**What this task involves**
Scan the entries for lines with the word "Columns", then copy those lines.

[Opening Records for the task section]

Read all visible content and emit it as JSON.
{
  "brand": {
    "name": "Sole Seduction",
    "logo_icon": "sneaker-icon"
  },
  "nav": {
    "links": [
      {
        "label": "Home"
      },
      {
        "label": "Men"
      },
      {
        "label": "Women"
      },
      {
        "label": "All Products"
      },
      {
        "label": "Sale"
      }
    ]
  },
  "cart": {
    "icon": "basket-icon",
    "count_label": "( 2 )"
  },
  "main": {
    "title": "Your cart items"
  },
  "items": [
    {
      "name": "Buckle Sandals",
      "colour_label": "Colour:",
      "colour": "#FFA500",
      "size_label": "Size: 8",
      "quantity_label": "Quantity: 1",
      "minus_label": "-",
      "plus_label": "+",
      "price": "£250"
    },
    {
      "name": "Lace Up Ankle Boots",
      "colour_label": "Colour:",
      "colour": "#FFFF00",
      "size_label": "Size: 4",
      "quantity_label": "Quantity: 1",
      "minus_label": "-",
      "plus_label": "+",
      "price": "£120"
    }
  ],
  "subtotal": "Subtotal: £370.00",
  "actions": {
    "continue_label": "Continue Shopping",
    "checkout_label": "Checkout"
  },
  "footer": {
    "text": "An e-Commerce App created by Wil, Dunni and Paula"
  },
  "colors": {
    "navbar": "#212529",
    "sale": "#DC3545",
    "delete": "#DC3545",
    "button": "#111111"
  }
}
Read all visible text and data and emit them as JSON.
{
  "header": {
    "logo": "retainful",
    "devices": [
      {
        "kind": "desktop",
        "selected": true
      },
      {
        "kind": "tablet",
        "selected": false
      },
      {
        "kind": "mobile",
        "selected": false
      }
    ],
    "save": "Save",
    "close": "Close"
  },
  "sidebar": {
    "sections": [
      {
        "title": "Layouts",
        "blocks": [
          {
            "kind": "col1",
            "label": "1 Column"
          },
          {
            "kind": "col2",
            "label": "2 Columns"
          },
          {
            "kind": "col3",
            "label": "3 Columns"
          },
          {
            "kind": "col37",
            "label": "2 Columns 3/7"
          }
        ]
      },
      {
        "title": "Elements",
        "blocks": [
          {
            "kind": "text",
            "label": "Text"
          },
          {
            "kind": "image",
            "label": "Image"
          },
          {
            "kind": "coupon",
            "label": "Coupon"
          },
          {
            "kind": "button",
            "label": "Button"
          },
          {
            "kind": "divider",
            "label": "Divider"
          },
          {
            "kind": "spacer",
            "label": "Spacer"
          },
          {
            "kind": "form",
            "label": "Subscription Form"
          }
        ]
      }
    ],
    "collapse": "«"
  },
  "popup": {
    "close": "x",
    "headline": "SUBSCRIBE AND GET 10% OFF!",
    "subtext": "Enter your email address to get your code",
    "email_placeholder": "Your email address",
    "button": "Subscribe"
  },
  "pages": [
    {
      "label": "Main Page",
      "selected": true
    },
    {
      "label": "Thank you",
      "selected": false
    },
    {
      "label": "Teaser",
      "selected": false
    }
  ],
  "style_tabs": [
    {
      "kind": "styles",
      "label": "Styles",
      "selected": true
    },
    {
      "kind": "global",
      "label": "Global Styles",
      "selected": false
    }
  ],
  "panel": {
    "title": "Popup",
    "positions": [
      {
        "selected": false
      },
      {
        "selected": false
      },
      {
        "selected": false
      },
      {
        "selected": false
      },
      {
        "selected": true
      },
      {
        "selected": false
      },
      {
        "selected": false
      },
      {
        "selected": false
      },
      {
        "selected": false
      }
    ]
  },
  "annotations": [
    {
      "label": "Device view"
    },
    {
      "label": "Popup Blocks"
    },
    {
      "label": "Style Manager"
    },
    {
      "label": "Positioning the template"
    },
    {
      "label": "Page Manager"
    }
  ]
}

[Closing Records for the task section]

**Task result**
            "label": "2 Columns"
            "label": "3 Columns"
            "label": "2 Columns 3/7"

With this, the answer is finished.